Arguing Causes More Damage than Divorce in Children, New Study Reveals

Arguing Causes More Damage than Divorce in Children
Kerry Smith
Kerry Smith
Head of Family Law
at K J Smith

In the lead up to a divorce, those parents who argue are causing their child to develop at a slower rate in comparison to the actual divorce according to new research.

It has been found that a lot of the damage caused to children as a result of divorce is down to the arguing that occurs before the parents separate.

The research, carried out by the University of Yorkshire studied the data of 19,000 children who were born in 2000 and it identified that there are behavioural problems, hyperactivity and emotional development in those children of divorced parents who argued prior to the divorce being finalised.

Therefore, the research identified that children of divorced parents have reduced cognitive and non-cognitive skills when compared to those children who are not exposed to divorcing parents although the divorce itself is not the main reason for this.

A lot of the damage is caused by the circumstances prior to the divorce as well as the characteristics linked to the family. This could be down to many of those families having a lower education as well as struggling financially or they could have regular conflicts. The conflicts between parents could therefore, harm the development of a child more than the separation itself.

Those children that have separated parents have behavioural development problems that are 30% worse than those children who come from families that remain intact.

In England and Wales, the number of divorces occurring is on the increase.
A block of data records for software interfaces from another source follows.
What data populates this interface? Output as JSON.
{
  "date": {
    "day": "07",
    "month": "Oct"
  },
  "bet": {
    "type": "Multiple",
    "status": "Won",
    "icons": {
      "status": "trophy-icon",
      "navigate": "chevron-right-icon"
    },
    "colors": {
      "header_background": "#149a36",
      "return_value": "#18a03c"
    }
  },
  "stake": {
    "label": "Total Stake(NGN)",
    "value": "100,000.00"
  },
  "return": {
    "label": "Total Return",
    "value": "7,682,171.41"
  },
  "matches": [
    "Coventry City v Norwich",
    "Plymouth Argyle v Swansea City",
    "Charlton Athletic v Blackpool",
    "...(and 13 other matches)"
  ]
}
The majority of these divorces involve children who are below the age of 16 while 66% of them include children under the age of 11.

When it comes to helping children who are involved in a divorce, there are a number of things that parents can do to ensure they are affected as little as possible. Children are simply children and so, they do not need to see any conflict or discussions. These should take place at a time when the children are not around.

Children also benefit from a routine, this means it is important to keep any routine that they may have.

Any disruption can cause them problems so continue to take them to school or pick them up at the same time, visit grandparents in the way they do and if they take part in an activity during the week, continue the arrangement.

In addition to this, negativity can also have a detrimental impact on their development. They do not need to see or feel the negativity from the parents as this will also impact them.

Regardless of any problems between parents, the children still need them as parents so it is important that they continue to be involved in their lives.

It is now believed that the research could assist Government interventions in a positive way so that parents can be educated in a way that will allow them to understand how they could be having a negative influence on the way in which their child develops.

The results show that those interventions that are intended to enhance co-operation as well as those interventions that ensure parents are aware of how negative conflict can be could help to reduce the number of divorces which will help to improve the non-cognitive skills of children.

About Kerry

Kerry Smith is the head of family law at K J Smith Solicitors, a specialist family law firm who deal with a wide range of issues including divorce, domestic violence, civil partnerships and prenuptial agreements.


Leave a Reply

Your email address will not be published.

This site uses Akismet to reduce spam. Learn how your comment data is processed.

Navigate Divorce with Confidence!

Don't Miss Our Expert Panel Webinar – Divorce & Finances: Strategies for a Secure Future.

Join us on Wednesday 15th May 2024 at 7 PM (GMT) for useful tools and tips from renowned specialists, Peter Marples and Chris Sweetman.

This will close in 20 seconds